Citation: Somon B, Campagne A, Delorme A and Berberian B (2017) Performance Monitoring Applied to System Supervision. Front. Hum. Neurosci. 11:360. doi: 10.3389/fnhum.2017.00360
Received: 31 March 2017; Accepted: 26 June 2017;
Published: 11 July 2017.
Edited by:Manousos A. Klados, Technische Universität Dresden, Germany
Reviewed by:Alkinoos Athanasiou, Aristotle University of Thessaloniki, Greece
Zhe Xu, Johns Hopkins University, United States
Copyright © 2017 Somon, Campagne, Delorme and Berberian.

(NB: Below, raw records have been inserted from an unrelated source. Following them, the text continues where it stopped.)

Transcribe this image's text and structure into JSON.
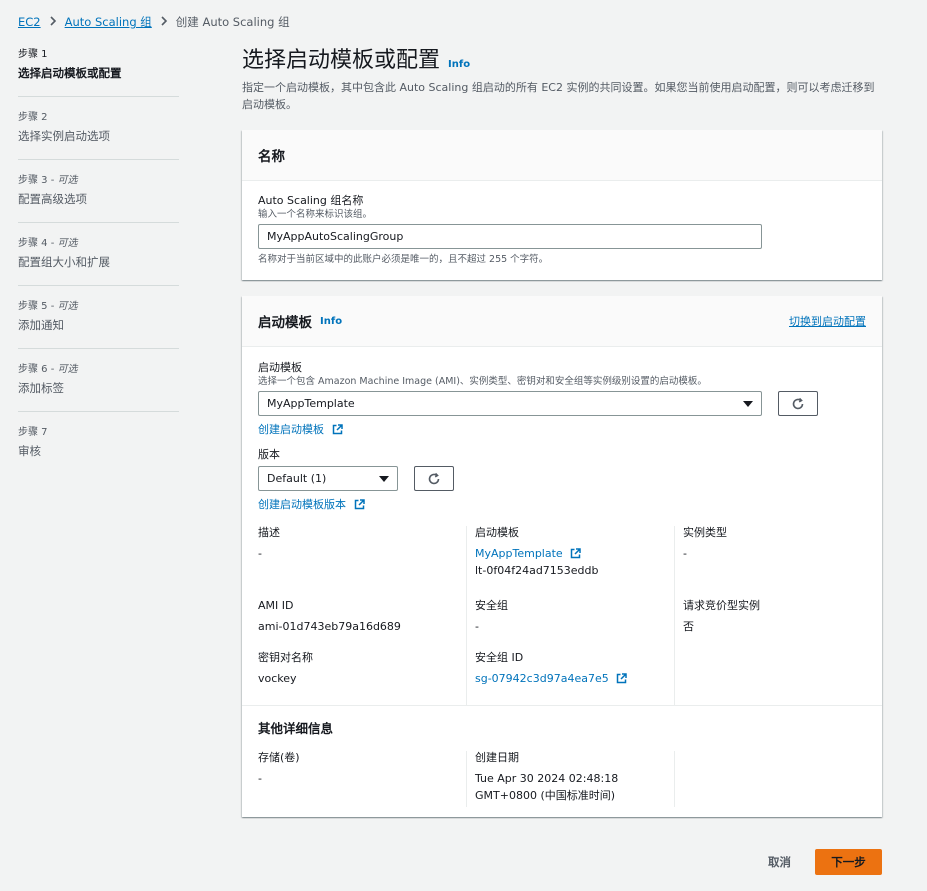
{
  "breadcrumb": {
    "items": [
      "EC2",
      "Auto Scaling 组"
    ],
    "current": "创建 Auto Scaling 组"
  },
  "sidebar": {
    "steps": [
      {
        "num": "步骤 1",
        "optional": "",
        "title": "选择启动模板或配置"
      },
      {
        "num": "步骤 2",
        "optional": "",
        "title": "选择实例启动选项"
      },
      {
        "num": "步骤 3 - ",
        "optional": "可选",
        "title": "配置高级选项"
      },
      {
        "num": "步骤 4 - ",
        "optional": "可选",
        "title": "配置组大小和扩展"
      },
      {
        "num": "步骤 5 - ",
        "optional": "可选",
        "title": "添加通知"
      },
      {
        "num": "步骤 6 - ",
        "optional": "可选",
        "title": "添加标签"
      },
      {
        "num": "步骤 7",
        "optional": "",
        "title": "审核"
      }
    ]
  },
  "page": {
    "title": "选择启动模板或配置",
    "info": "Info",
    "description": "指定一个启动模板，其中包含此 Auto Scaling 组启动的所有 EC2 实例的共同设置。如果您当前使用启动配置，则可以考虑迁移到启动模板。"
  },
  "name_panel": {
    "title": "名称",
    "field_label": "Auto Scaling 组名称",
    "field_desc": "输入一个名称来标识该组。",
    "field_value": "MyAppAutoScalingGroup",
    "field_hint": "名称对于当前区域中的此账户必须是唯一的，且不超过 255 个字符。"
  },
  "template_panel": {
    "title": "启动模板",
    "info": "Info",
    "switch_link": "切换到启动配置",
    "template_label": "启动模板",
    "template_desc": "选择一个包含 Amazon Machine Image (AMI)、实例类型、密钥对和安全组等实例级别设置的启动模板。",
    "template_value": "MyAppTemplate",
    "create_template_link": "创建启动模板",
    "version_label": "版本",
    "version_value": "Default (1)",
    "create_version_link": "创建启动模板版本",
    "details": {
      "description_label": "描述",
      "description_value": "-",
      "launch_template_label": "启动模板",
      "launch_template_name": "MyAppTemplate",
      "launch_template_id": "lt-0f04f24ad7153eddb",
      "instance_type_label": "实例类型",
      "instance_type_value": "-",
      "ami_label": "AMI ID",
      "ami_value": "ami-01d743eb79a16d689",
      "security_groups_label": "安全组",
      "security_groups_value": "-",
      "spot_label": "请求竞价型实例",
      "spot_value": "否",
      "key_pair_label": "密钥对名称",
      "key_pair_value": "vockey",
      "sg_id_label": "安全组 ID",
      "sg_id_value": "sg-07942c3d97a4ea7e5"
    },
    "additional": {
      "title": "其他详细信息",
      "storage_label": "存储(卷)",
      "storage_value": "-",
      "created_label": "创建日期",
      "created_value_1": "Tue Apr 30 2024 02:48:18",
      "created_value_2": "GMT+0800 (中国标准时间)"
    }
  },
  "footer": {
    "cancel": "取消",
    "next": "下一步"
  },
  "colors": {
    "link": "#0073bb",
    "primary_button": "#ec7211",
    "background": "#f2f3f3"
  }
}
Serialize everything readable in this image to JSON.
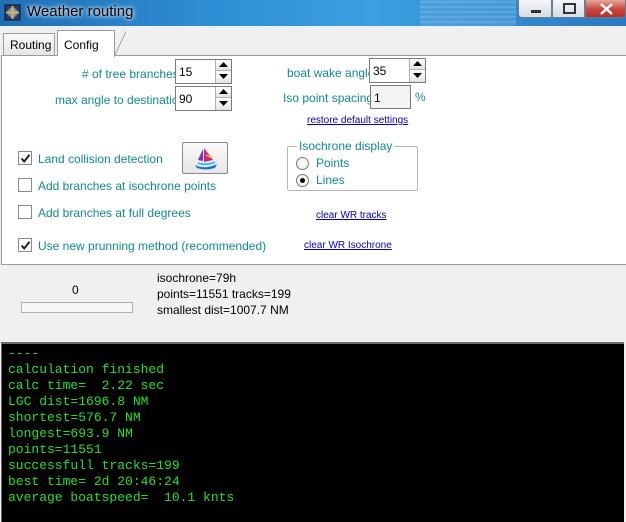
{
  "window": {
    "title": "Weather routing"
  },
  "tabs": [
    {
      "label": "Routing"
    },
    {
      "label": "Config"
    }
  ],
  "config": {
    "tree_branches": {
      "label": "# of tree branches:",
      "value": "15"
    },
    "max_angle": {
      "label": "max angle to destination:",
      "value": "90"
    },
    "boat_wake": {
      "label": "boat wake angle:",
      "value": "35"
    },
    "iso_spacing": {
      "label": "Iso point spacing:",
      "value": "1",
      "unit": "%"
    },
    "restore_link": "restore default settings",
    "checkboxes": [
      {
        "label": "Land collision detection",
        "checked": true
      },
      {
        "label": "Add branches at isochrone points",
        "checked": false
      },
      {
        "label": "Add branches at full degrees",
        "checked": false
      },
      {
        "label": "Use new prunning method (recommended)",
        "checked": true
      }
    ],
    "isochrone_display": {
      "legend": "Isochrone display",
      "options": [
        {
          "label": "Points",
          "selected": false
        },
        {
          "label": "Lines",
          "selected": true
        }
      ]
    },
    "clear_tracks_link": "clear WR tracks",
    "clear_isochrone_link": "clear WR  Isochrone"
  },
  "status": {
    "counter": "0",
    "progress": 0,
    "isochrone": "isochrone=79h",
    "points_tracks": "points=11551  tracks=199",
    "smallest_dist": "smallest dist=1007.7 NM"
  },
  "console": {
    "lines": [
      "----",
      "calculation finished",
      "calc time=  2.22 sec",
      "LGC dist=1696.8 NM",
      "shortest=576.7 NM",
      "longest=693.9 NM",
      "points=11551",
      "successfull tracks=199",
      "best time= 2d 20:46:24",
      "average boatspeed=  10.1 knts"
    ]
  },
  "colors": {
    "label_teal": "#138a8a",
    "link_blue": "#0000c8",
    "console_green": "#23e02b",
    "console_bg": "#000000"
  }
}
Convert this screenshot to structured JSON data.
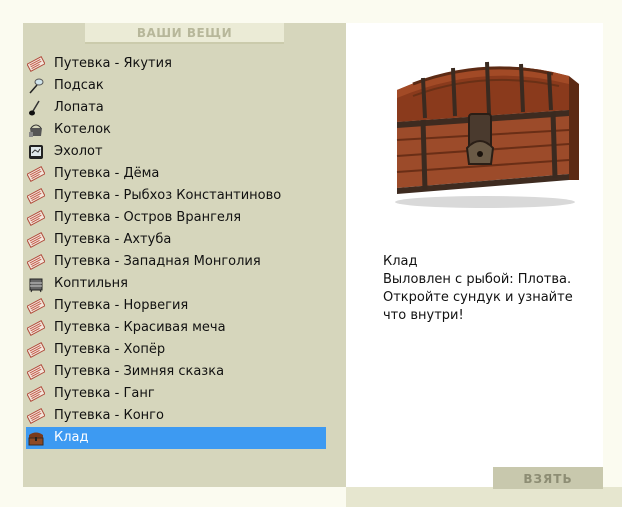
{
  "header": {
    "title": "ВАШИ ВЕЩИ"
  },
  "items": [
    {
      "label": "Путевка - Якутия",
      "icon": "ticket-icon"
    },
    {
      "label": "Подсак",
      "icon": "landing-net-icon"
    },
    {
      "label": "Лопата",
      "icon": "shovel-icon"
    },
    {
      "label": "Котелок",
      "icon": "pot-icon"
    },
    {
      "label": "Эхолот",
      "icon": "echo-sounder-icon"
    },
    {
      "label": "Путевка - Дёма",
      "icon": "ticket-icon"
    },
    {
      "label": "Путевка - Рыбхоз Константиново",
      "icon": "ticket-icon"
    },
    {
      "label": "Путевка - Остров Врангеля",
      "icon": "ticket-icon"
    },
    {
      "label": "Путевка - Ахтуба",
      "icon": "ticket-icon"
    },
    {
      "label": "Путевка - Западная Монголия",
      "icon": "ticket-icon"
    },
    {
      "label": "Коптильня",
      "icon": "smokehouse-icon"
    },
    {
      "label": "Путевка - Норвегия",
      "icon": "ticket-icon"
    },
    {
      "label": "Путевка - Красивая меча",
      "icon": "ticket-icon"
    },
    {
      "label": "Путевка - Хопёр",
      "icon": "ticket-icon"
    },
    {
      "label": "Путевка - Зимняя сказка",
      "icon": "ticket-icon"
    },
    {
      "label": "Путевка - Ганг",
      "icon": "ticket-icon"
    },
    {
      "label": "Путевка - Конго",
      "icon": "ticket-icon"
    },
    {
      "label": "Клад",
      "icon": "chest-icon",
      "selected": true
    }
  ],
  "details": {
    "title": "Клад",
    "line1": "Выловлен с рыбой: Плотва.",
    "line2": "Откройте сундук и узнайте",
    "line3": "что внутри!"
  },
  "actions": {
    "take_label": "ВЗЯТЬ"
  },
  "colors": {
    "panel_bg": "#d6d6bc",
    "selection": "#3d9af2",
    "button_bg": "#c8c8ad",
    "header_text": "#b7b79a"
  }
}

This is an open-access article distributed under the terms of the Creative Commons Attribution License (CC BY). The use, distribution or reproduction in other forums is permitted, provided the original author(s) or licensor are credited and that the original publication in this journal is cited, in accordance with accepted academic practice. No use, distribution or reproduction is permitted which does not comply with these terms.
*Correspondence: Bertille Somon, firstname.lastname@example.org